**Work item**
Scan the entries below for "Pier" and copy each line that holds it.

**Records to process**

--- START ---

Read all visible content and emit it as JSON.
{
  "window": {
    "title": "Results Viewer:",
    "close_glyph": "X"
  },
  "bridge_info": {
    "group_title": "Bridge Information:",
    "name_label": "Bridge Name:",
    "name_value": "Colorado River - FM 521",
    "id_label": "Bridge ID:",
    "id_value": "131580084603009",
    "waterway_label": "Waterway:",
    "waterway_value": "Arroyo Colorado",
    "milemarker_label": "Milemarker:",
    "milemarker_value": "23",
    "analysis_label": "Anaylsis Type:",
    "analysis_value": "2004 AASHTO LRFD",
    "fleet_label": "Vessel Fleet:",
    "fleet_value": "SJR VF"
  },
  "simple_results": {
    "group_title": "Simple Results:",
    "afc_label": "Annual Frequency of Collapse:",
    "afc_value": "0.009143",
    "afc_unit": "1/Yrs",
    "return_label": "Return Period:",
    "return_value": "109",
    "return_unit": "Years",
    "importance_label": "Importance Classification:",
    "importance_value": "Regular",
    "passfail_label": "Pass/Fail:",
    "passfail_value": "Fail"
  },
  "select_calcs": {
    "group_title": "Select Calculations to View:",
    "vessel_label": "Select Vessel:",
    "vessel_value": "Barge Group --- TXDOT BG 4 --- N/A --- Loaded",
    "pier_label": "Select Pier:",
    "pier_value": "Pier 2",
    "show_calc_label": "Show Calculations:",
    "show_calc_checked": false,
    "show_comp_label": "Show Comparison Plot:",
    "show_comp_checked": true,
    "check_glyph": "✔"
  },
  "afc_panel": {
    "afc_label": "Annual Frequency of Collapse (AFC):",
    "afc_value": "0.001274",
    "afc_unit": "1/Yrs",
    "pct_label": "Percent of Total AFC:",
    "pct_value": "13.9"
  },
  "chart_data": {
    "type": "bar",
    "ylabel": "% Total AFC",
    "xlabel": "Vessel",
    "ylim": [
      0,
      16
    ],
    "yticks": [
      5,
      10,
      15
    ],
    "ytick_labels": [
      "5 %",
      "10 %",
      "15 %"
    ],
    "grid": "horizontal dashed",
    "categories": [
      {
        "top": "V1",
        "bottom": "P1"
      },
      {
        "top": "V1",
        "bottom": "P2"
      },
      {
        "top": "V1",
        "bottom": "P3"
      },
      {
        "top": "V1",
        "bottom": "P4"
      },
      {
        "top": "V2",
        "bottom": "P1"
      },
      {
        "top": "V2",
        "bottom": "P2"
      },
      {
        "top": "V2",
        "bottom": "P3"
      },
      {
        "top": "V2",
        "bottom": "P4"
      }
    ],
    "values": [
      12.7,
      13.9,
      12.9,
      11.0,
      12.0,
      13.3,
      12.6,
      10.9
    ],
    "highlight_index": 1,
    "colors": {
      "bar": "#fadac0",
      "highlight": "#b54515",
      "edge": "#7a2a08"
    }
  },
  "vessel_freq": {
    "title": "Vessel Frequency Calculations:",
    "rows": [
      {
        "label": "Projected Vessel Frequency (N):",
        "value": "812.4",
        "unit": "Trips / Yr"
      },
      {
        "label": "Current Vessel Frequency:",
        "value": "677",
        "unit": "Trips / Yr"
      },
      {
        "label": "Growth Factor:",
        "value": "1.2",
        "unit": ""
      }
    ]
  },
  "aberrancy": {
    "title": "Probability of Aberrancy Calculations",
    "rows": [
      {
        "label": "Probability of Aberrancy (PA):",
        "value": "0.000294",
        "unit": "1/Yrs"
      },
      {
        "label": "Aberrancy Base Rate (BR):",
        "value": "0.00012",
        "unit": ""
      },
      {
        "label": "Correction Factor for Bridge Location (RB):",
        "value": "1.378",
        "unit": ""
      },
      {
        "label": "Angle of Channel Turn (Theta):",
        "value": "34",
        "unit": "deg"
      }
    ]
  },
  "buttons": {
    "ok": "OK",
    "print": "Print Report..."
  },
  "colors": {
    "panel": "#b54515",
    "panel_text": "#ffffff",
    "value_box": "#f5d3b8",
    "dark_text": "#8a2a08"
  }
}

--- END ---

**Task result**
    "pier_label": "Select Pier:",
    "pier_value": "Pier 2",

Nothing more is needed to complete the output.